Book Review: Infiltration
|Printed by Sophia Press Institute|
Dr. Taylor Marshall's latest novel, Infiltration: The Plot to Destroy the Church from Within, was released on May 31st, the traditional celebration of the Queenship of Mary. Due to high demand, my copy did not arrive until recently. The actual book is a quick read, thanks to Marshall's smooth and skillful writing.
Infiltration examines the Catholic Church from the 1830s until present. Why the 1830s? In the 1830s there was an important Freemasonic document discovered called the Alta Vendita. Essentially, the Alta Vendita was a game plan, written by Freemasons, on how to infiltrate the Catholic Church. For instance, the Alta Vendita states:
"Now then, in order to secure to us a Pope according to our own heart, it is necessary to fashion for that Pope a generation worthy of the kingdom of which we dream. Leave on one side old age and middle life, go to the youth, and, if possible, even to the children."
And so, from this document onward, Marshall tracks the Freemasonic attempt to infiltrate the Church through the past 150+ years. Particular attention is given to Our Lady's messages at Fatima, as well on how each recent Pope has combatted, or aided (in the case of 1958 and up), modernism. If nothing else, Marshall shows that the "Spirit of Vatican II" was not accidental, and that the current crisis is worse than we all could have imagined.
Indeed, Infiltration goes deep in examining the roots of this current Church crisis. The Catholic Church did not simply wake up one morning to discover that Pope Francis was making statements contrary to the faith (e.g. God wills a plurality of religions). Rather, as Marshall demonstrates, Pope Francis is simply the product of several decades worth of behind the scenes workings to infect the Catholic Church from within.
Let's just jump to the main criticisms of Infiltration. It is said that this book is sensationalistic, simply a conspiracy-theory, and that its claims are not cited well. In other words, those who actually believe, as Marshall does, that the Church is deeply infiltrated are wearers of tinfoil hats. However, as I write this the Church is discussing allowing woman deacons, married priests, and is praising an Amazonian tribal culture which still indulges in the murder of children (often by burying the children alive). There have also been more revelations of a clerical sex-abuse network involving bishops and cardinals, and demonic practices involving satanic sexual abuse rituals using a desecrated host (Bernardine, etc). This is just the news within the past two weeks! Indeed, it is clear that the tinfoil hat wearers are those who fail to believe that something is seriously wrong within the Catholic Church.
Marshall has taken a set narrative, that the Church has been infiltrated, and presents very convincing evidence backing his claim. Be it the reporting of financial irregularities of the Vatican Bank from 1970s to present, including all of the "suicides", to tracking the rise of influence of Father Annibale (my father is Baal) Bugnini. and Cardinal Montini (The future Pope Paul VI. Note: You will not think the same of Pope Paul VI after reading this book).
Infiltration is not lacking in citations, though admittedly some citations must rely on second-hand information.

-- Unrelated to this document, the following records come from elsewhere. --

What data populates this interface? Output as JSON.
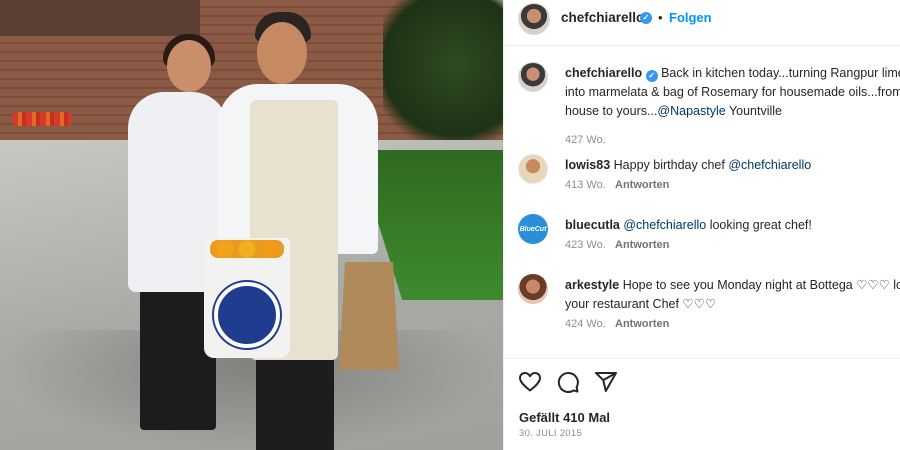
{
  "post": {
    "owner": {
      "username": "chefchiarello",
      "verified": true
    },
    "header": {
      "separator": "•",
      "follow_label": "Folgen"
    },
    "caption": {
      "username": "chefchiarello",
      "text_part1": "Back in kitchen today...turning Rangpur lime",
      "text_line2": "into marmelata & bag of Rosemary for housemade oils...from",
      "text_line3_prefix": "house to yours...",
      "mention": "@Napastyle",
      "text_line3_suffix": " Yountville",
      "age": "427 Wo."
    },
    "comments": [
      {
        "username": "lowis83",
        "text": "Happy birthday chef ",
        "mention": "@chefchiarello",
        "text_after": "",
        "age": "413 Wo.",
        "reply_label": "Antworten",
        "avatar_icon": "profile-photo"
      },
      {
        "username": "bluecutla",
        "text": "",
        "mention": "@chefchiarello",
        "text_after": " looking great chef!",
        "age": "423 Wo.",
        "reply_label": "Antworten",
        "avatar_icon": "bluecut-logo"
      },
      {
        "username": "arkestyle",
        "text": "Hope to see you Monday night at Bottega ♡♡♡ lo",
        "line2": "your restaurant Chef ♡♡♡",
        "age": "424 Wo.",
        "reply_label": "Antworten",
        "avatar_icon": "profile-photo"
      }
    ],
    "avatar_text_bluecut": "BlueCut",
    "likes": "Gefällt 410 Mal",
    "date": "30. JULI 2015",
    "icons": [
      "heart-icon",
      "comment-icon",
      "share-icon"
    ],
    "colors": {
      "follow": "#0095f6",
      "mention": "#00376b",
      "verified": "#3897f0",
      "muted": "#8e8e8e"
    }
  }
}
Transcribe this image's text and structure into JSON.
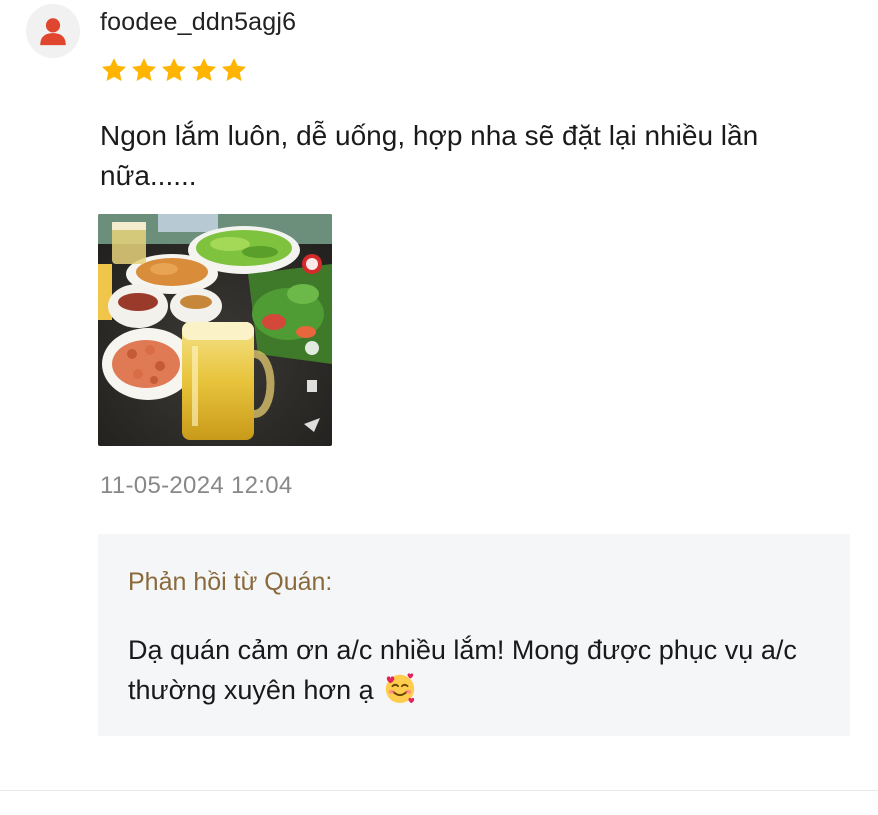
{
  "review": {
    "username": "foodee_ddn5agj6",
    "rating": 5,
    "max_rating": 5,
    "text": "Ngon lắm luôn, dễ uống, hợp nha sẽ đặt lại nhiều lần nữa......",
    "timestamp": "11-05-2024 12:04",
    "photo_icon": "review-photo",
    "star_color": "#ffb400"
  },
  "reply": {
    "label": "Phản hồi từ Quán:",
    "text": "Dạ quán cảm ơn a/c nhiều lắm! Mong được phục vụ a/c thường xuyên hơn ạ",
    "emoji_icon": "smiling-face-with-hearts-icon",
    "label_color": "#8a6a3b",
    "background": "#f5f6f8"
  },
  "avatar": {
    "icon": "user-icon",
    "color": "#e0452e"
  }
}
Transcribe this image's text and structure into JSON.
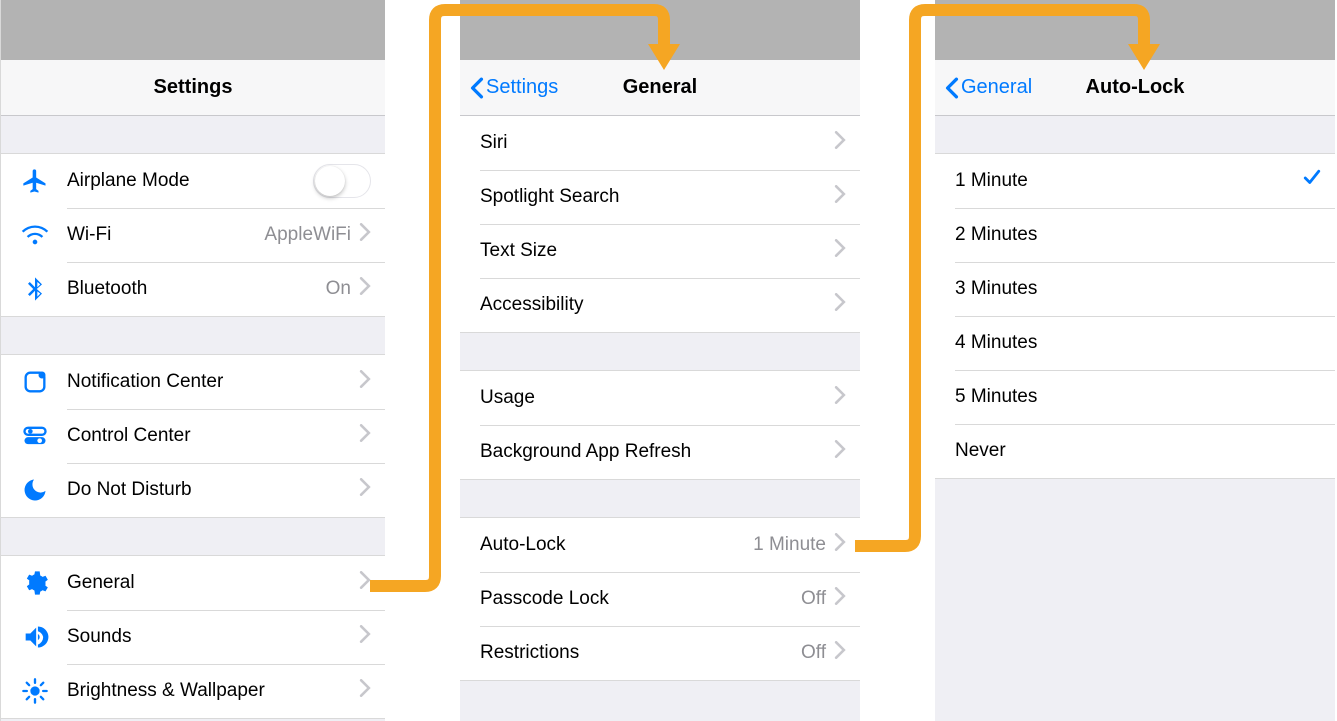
{
  "panel1": {
    "title": "Settings",
    "groups": [
      [
        {
          "icon": "airplane",
          "label": "Airplane Mode",
          "type": "toggle",
          "value": false
        },
        {
          "icon": "wifi",
          "label": "Wi-Fi",
          "detail": "AppleWiFi",
          "type": "chevron"
        },
        {
          "icon": "bluetooth",
          "label": "Bluetooth",
          "detail": "On",
          "type": "chevron"
        }
      ],
      [
        {
          "icon": "notification",
          "label": "Notification Center",
          "type": "chevron"
        },
        {
          "icon": "controlcenter",
          "label": "Control Center",
          "type": "chevron"
        },
        {
          "icon": "dnd",
          "label": "Do Not Disturb",
          "type": "chevron"
        }
      ],
      [
        {
          "icon": "general",
          "label": "General",
          "type": "chevron"
        },
        {
          "icon": "sounds",
          "label": "Sounds",
          "type": "chevron"
        },
        {
          "icon": "brightness",
          "label": "Brightness & Wallpaper",
          "type": "chevron"
        }
      ]
    ]
  },
  "panel2": {
    "back": "Settings",
    "title": "General",
    "groups": [
      [
        {
          "label": "Siri",
          "type": "chevron"
        },
        {
          "label": "Spotlight Search",
          "type": "chevron"
        },
        {
          "label": "Text Size",
          "type": "chevron"
        },
        {
          "label": "Accessibility",
          "type": "chevron"
        }
      ],
      [
        {
          "label": "Usage",
          "type": "chevron"
        },
        {
          "label": "Background App Refresh",
          "type": "chevron"
        }
      ],
      [
        {
          "label": "Auto-Lock",
          "detail": "1 Minute",
          "type": "chevron"
        },
        {
          "label": "Passcode Lock",
          "detail": "Off",
          "type": "chevron"
        },
        {
          "label": "Restrictions",
          "detail": "Off",
          "type": "chevron"
        }
      ]
    ]
  },
  "panel3": {
    "back": "General",
    "title": "Auto-Lock",
    "options": [
      {
        "label": "1 Minute",
        "selected": true
      },
      {
        "label": "2 Minutes",
        "selected": false
      },
      {
        "label": "3 Minutes",
        "selected": false
      },
      {
        "label": "4 Minutes",
        "selected": false
      },
      {
        "label": "5 Minutes",
        "selected": false
      },
      {
        "label": "Never",
        "selected": false
      }
    ]
  },
  "colors": {
    "accent": "#007aff",
    "arrow": "#f5a623"
  }
}
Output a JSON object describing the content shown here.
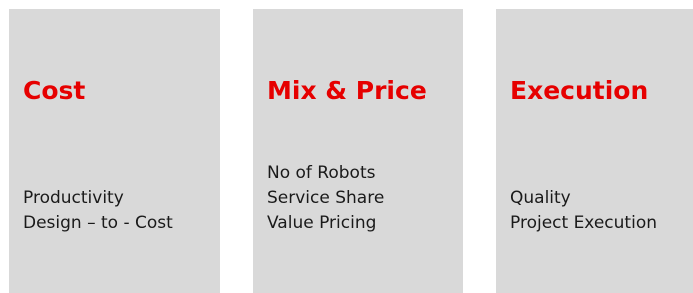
{
  "cards": [
    {
      "title": "Cost",
      "items": [
        "Productivity",
        "Design – to - Cost"
      ]
    },
    {
      "title": "Mix & Price",
      "items": [
        "No of Robots",
        "Service Share",
        "Value Pricing"
      ]
    },
    {
      "title": "Execution",
      "items": [
        "Quality",
        "Project Execution"
      ]
    }
  ],
  "colors": {
    "card_background": "#d9d9d9",
    "title": "#e60000",
    "text": "#1a1a1a"
  }
}
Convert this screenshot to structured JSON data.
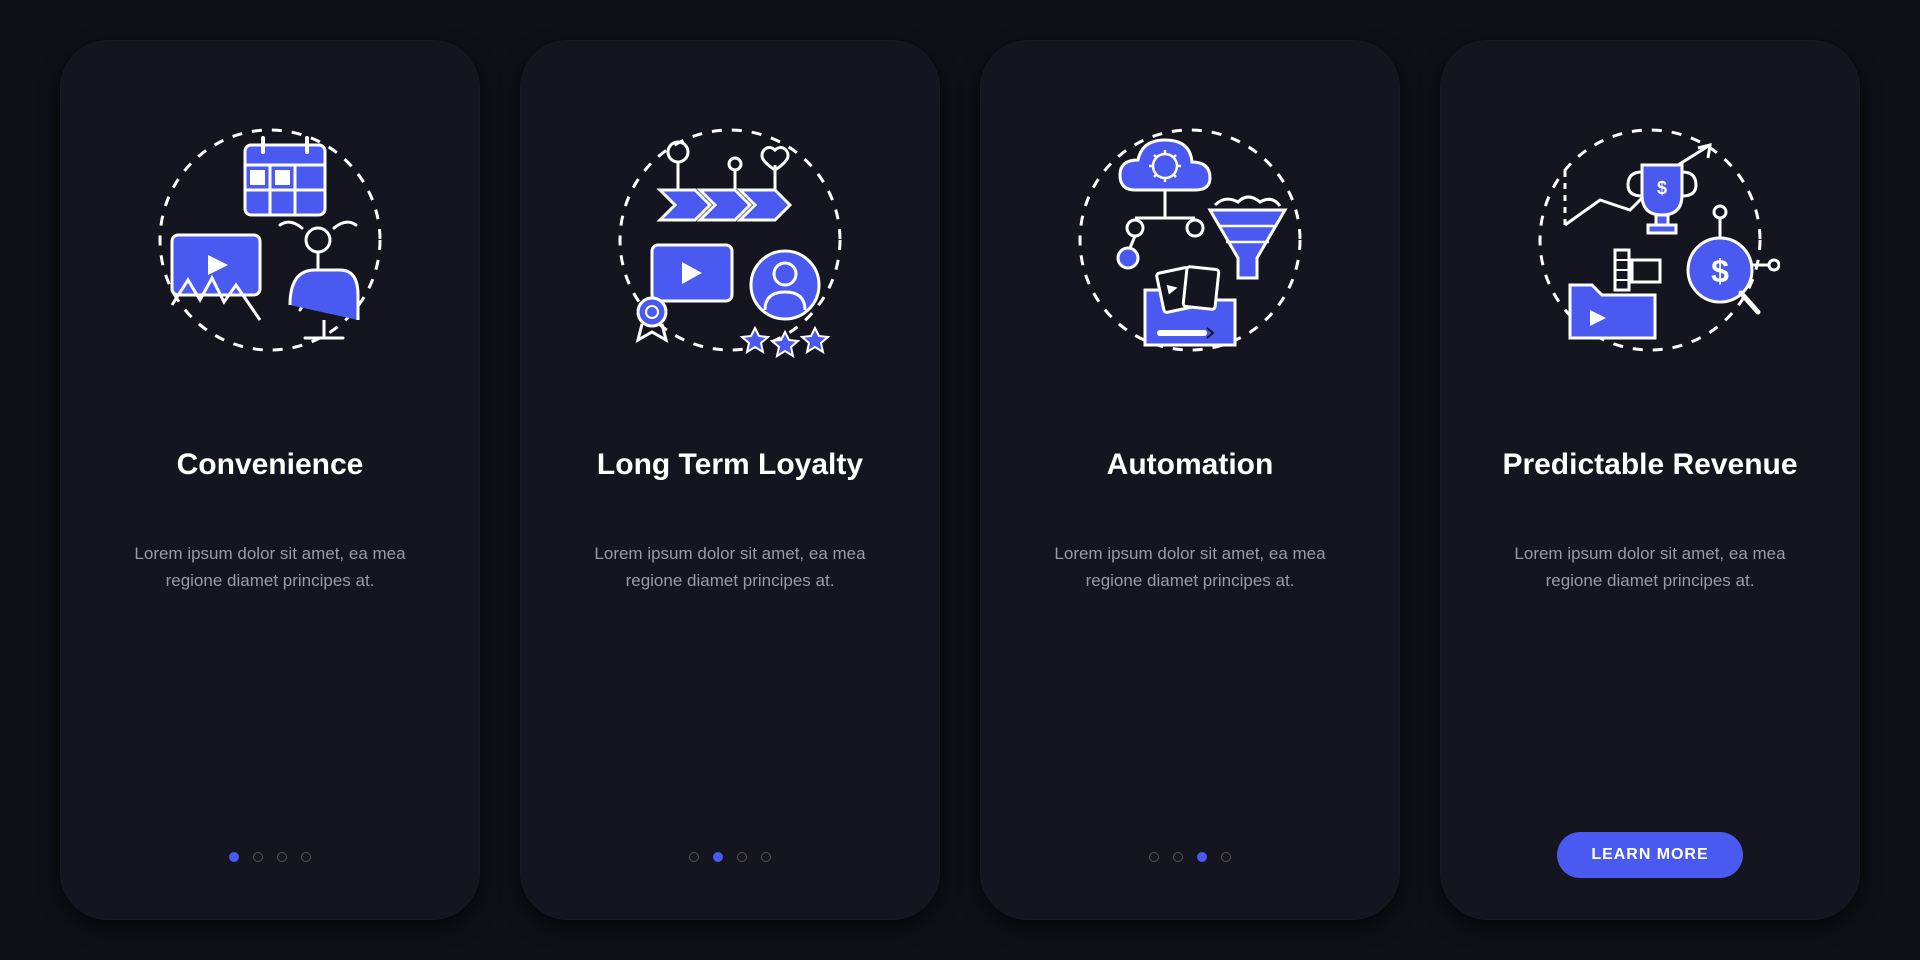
{
  "screens": [
    {
      "title": "Convenience",
      "desc": "Lorem ipsum dolor sit amet, ea mea regione diamet principes at.",
      "activeDot": 0,
      "hasCta": false
    },
    {
      "title": "Long Term Loyalty",
      "desc": "Lorem ipsum dolor sit amet, ea mea regione diamet principes at.",
      "activeDot": 1,
      "hasCta": false
    },
    {
      "title": "Automation",
      "desc": "Lorem ipsum dolor sit amet, ea mea regione diamet principes at.",
      "activeDot": 2,
      "hasCta": false
    },
    {
      "title": "Predictable Revenue",
      "desc": "Lorem ipsum dolor sit amet, ea mea regione diamet principes at.",
      "activeDot": 3,
      "hasCta": true
    }
  ],
  "ctaLabel": "LEARN MORE",
  "colors": {
    "accent": "#4a5af0",
    "cardBg": "#15151f",
    "pageBg": "#0f0f18",
    "text": "#ffffff",
    "muted": "#9a9aa5"
  }
}
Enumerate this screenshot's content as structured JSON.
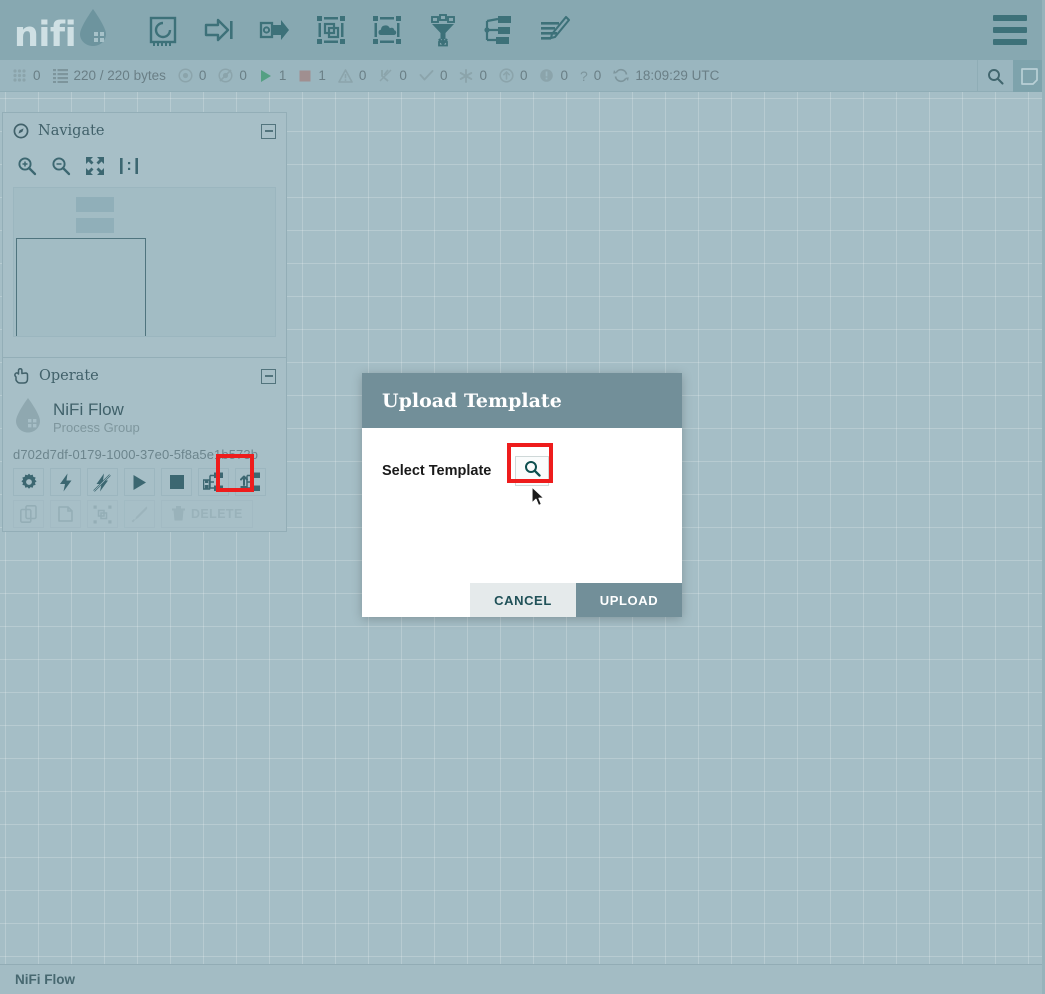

As Bishop Schneider says in the forward of the book, the Vatican didn't exactly open up its secret archives for Marshall to peruse. Ultimately it must be recognized that Infiltration seeks to map out the current crisis using what facts are available.
Take, for example, the examination of St. Gallen's Mafia. This refers to how, in the late 1990s until the election of Pope Francis, an influential group of bishops and cardinals met in the Swiss town of St. Gallen in order to devise a plan to elect Bishop Jorge Bergoglio. Marshall brings all available facts to the table, including St. Gallen's connection to ex-Cardinal McCarrick, its birthplace of noted satanic sexual black-Mass rituals, its connection to communist Russia, and how it was admitted by Cardinal Danneels to be the meeting place to plot the election of Bergoglio. Critics still claim there is not enough hard evidence to attest that St. Gallen is an epicenter of evil. Marshall, on the other hand, makes no claim that he holds all the answers, but rather presents convincing evidence that something is very rotten (i.e. demonic) in the state of St. Gallen.
Infiltration is not the end, but rather the beginning. In it Dr. Taylor Marshall presents a convincing narrative, yet one that is but a starting point to uncovering further the malfeasance within the Church. In other words, he offers a very helpful start, but the story is still by and large unwritten. I highly recommend reading Infiltration as an important and helpful analysis of our current situation. And hopefully, as Dr. Taylor Marshall frequently urges, it will compel the faithful to take up their spiritual weapons (namely the rosary) and fight for the revival of the Church.